Today with more and better players, regal indoor stadiums, vast recruiting budgets and promotional brochures that publicize everything but the players' favorite uppers, the ACC is more brutal than ever. Very few head coaches leave the ACC to work elsewhere. "It would be like going to the minors," says McKinney.
Animosities linger. Clemson's Tates Locke once told his players of Driesell, "Just get me to the last two minutes even and I'll outcoach this SOB from there." Smith and Driesell should not be invited to the same party. Smith and Sloan should not be invited to the same city.
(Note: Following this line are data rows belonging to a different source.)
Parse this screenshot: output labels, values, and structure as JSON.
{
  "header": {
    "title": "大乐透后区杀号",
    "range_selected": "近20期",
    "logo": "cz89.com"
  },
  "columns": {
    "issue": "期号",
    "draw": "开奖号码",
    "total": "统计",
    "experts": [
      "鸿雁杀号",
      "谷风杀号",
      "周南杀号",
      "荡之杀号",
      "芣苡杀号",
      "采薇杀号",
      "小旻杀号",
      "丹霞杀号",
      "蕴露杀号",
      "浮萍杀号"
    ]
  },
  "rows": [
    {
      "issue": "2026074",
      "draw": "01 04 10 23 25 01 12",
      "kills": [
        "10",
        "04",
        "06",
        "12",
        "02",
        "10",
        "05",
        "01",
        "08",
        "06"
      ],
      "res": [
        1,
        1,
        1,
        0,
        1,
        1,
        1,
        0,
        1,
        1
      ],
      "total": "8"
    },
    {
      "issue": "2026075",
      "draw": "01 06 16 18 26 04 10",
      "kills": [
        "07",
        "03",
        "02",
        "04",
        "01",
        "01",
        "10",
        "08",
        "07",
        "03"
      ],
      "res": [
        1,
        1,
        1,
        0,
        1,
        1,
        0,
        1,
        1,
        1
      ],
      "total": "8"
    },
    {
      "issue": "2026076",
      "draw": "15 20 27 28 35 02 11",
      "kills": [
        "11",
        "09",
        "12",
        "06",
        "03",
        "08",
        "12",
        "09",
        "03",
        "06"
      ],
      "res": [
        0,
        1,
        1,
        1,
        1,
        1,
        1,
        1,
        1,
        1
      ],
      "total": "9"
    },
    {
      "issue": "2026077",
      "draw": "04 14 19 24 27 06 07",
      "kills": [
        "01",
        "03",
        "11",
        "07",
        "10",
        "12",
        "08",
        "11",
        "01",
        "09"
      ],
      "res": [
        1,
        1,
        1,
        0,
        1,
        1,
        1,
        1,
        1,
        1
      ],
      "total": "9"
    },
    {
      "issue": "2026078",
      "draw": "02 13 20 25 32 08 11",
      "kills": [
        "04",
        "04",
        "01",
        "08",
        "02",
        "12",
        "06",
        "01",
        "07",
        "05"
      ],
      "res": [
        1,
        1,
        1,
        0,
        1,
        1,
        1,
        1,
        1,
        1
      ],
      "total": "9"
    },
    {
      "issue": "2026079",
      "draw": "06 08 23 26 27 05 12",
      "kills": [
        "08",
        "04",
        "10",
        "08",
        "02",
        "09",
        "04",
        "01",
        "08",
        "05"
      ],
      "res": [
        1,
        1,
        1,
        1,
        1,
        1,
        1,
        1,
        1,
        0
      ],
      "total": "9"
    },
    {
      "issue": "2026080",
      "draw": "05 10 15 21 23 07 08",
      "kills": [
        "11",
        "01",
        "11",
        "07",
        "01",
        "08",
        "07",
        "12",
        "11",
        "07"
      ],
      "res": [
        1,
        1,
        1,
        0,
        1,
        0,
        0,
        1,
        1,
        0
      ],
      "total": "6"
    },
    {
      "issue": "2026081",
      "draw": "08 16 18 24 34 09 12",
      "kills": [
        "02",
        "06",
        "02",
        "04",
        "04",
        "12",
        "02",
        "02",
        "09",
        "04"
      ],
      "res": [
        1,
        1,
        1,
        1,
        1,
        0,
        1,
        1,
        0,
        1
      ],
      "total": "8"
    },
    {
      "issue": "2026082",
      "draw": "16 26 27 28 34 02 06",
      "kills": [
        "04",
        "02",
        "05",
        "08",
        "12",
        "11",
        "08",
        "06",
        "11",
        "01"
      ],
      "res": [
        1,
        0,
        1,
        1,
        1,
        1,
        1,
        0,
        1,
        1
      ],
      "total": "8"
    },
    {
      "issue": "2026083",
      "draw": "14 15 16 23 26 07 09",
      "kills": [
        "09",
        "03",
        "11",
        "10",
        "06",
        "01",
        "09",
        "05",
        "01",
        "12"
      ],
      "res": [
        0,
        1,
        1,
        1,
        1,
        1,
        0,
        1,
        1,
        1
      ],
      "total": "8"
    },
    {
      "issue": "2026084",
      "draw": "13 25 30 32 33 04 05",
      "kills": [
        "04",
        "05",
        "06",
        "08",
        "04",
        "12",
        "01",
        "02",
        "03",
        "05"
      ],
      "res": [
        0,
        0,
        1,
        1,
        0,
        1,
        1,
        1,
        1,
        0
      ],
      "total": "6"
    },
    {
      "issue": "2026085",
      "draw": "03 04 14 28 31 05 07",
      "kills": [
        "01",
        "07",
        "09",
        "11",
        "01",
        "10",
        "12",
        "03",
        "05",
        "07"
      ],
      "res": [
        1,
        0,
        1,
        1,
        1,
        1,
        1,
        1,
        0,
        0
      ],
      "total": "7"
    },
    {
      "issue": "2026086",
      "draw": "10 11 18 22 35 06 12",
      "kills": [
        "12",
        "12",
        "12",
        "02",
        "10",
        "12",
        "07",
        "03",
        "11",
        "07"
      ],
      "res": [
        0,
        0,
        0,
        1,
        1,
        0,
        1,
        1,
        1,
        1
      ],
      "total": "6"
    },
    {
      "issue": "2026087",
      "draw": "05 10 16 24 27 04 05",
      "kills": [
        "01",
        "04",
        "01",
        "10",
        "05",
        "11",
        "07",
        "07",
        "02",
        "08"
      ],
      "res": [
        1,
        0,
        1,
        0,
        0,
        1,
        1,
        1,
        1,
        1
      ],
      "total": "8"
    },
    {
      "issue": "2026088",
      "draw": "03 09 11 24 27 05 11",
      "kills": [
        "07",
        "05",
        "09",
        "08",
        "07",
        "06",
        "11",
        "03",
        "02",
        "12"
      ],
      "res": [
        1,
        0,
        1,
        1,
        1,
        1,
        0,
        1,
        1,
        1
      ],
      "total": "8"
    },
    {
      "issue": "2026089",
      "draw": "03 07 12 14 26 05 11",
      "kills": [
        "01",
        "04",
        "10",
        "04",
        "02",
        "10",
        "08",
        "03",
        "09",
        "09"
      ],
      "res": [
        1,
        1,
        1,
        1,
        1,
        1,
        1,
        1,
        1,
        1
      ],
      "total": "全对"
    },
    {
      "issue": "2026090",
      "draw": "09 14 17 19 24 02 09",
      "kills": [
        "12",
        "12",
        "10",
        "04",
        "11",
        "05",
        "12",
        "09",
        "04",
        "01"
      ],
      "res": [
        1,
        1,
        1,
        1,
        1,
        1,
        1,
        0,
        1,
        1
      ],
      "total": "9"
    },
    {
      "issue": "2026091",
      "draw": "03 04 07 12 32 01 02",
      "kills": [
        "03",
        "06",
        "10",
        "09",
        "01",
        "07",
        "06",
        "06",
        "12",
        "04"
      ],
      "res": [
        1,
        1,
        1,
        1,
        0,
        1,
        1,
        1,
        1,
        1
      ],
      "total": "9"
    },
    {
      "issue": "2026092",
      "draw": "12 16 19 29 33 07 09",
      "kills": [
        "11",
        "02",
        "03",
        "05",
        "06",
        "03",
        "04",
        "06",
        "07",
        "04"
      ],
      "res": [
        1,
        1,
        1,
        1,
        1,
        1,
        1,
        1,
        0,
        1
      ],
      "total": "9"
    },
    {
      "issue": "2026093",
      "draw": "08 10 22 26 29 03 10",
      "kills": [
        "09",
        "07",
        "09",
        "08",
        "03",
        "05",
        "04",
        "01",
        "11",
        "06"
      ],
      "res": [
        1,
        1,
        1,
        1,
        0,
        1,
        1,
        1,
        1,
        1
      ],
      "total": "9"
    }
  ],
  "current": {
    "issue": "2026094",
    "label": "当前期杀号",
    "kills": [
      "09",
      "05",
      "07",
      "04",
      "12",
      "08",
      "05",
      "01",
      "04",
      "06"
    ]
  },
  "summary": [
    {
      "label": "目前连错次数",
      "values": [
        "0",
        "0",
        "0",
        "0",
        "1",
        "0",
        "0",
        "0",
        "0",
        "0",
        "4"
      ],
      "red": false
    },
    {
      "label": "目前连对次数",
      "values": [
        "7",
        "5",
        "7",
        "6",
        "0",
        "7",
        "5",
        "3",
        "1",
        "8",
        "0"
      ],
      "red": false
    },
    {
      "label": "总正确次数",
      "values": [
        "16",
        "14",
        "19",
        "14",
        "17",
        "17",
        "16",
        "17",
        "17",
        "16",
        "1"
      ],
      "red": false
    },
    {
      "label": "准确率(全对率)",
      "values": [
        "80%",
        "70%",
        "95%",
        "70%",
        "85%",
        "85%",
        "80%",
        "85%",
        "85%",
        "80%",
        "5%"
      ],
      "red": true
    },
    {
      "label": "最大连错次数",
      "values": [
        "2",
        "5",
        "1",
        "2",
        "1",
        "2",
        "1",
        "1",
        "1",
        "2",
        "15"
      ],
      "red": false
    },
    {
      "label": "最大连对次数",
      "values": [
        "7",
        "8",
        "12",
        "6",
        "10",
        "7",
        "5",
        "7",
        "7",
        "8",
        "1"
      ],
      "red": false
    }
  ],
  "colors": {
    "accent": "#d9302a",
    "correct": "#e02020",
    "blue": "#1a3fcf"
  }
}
"We aren't little boys running around sticking our tongues out," says one coach. But too often the pressures, stakes, egos and conceits of trying to stay ahead make them act like boys.
Solid citizens are not immune to such feelings. One of N.C. State's leading contributors regularly calls a Raleigh radio talk show and publicly refers to Smith as Nickel Nose. "I have to laugh," says Smith. "I didn't think State guys were that clever." Around the league Sloan's past transgressions into the realm of fury are cited and he is called Stormy Normy, the Human Panic.
Graduates of the four North Carolina schools live, work and play next door to each other. When a man's team loses at night, he loses at the office the next morning. Even children become pawns.
Last Christmas Eve, as Sloan was leaving candlelight services, he was stopped by a State alumnus who introduced him to a 9-year-old boy, an ardent Carolina fan. Peace and love were in the air. Silent Night could be heard from inside the church. As Sloan reached out his hand the boy shrank back in horror. "Ugh," he said, "I don't even want to touch you."
It is into this atmosphere that the national tournament will come next March. If anything has a chance to pull the ACC together in common bond, probably it is the prospect of one of its teams defeating UCLA. Maybe Maryland can do it. Perhaps North Carolina can. Inevitably, N.C. State has the best chance.
As Burleson says, the Wolfpack can succeed if he plays Bill Walton "medium" and David Thompson has a "super" game. Towe says anytime you have Thompson on your side you have an advantage, that against UCLA David will be terrific.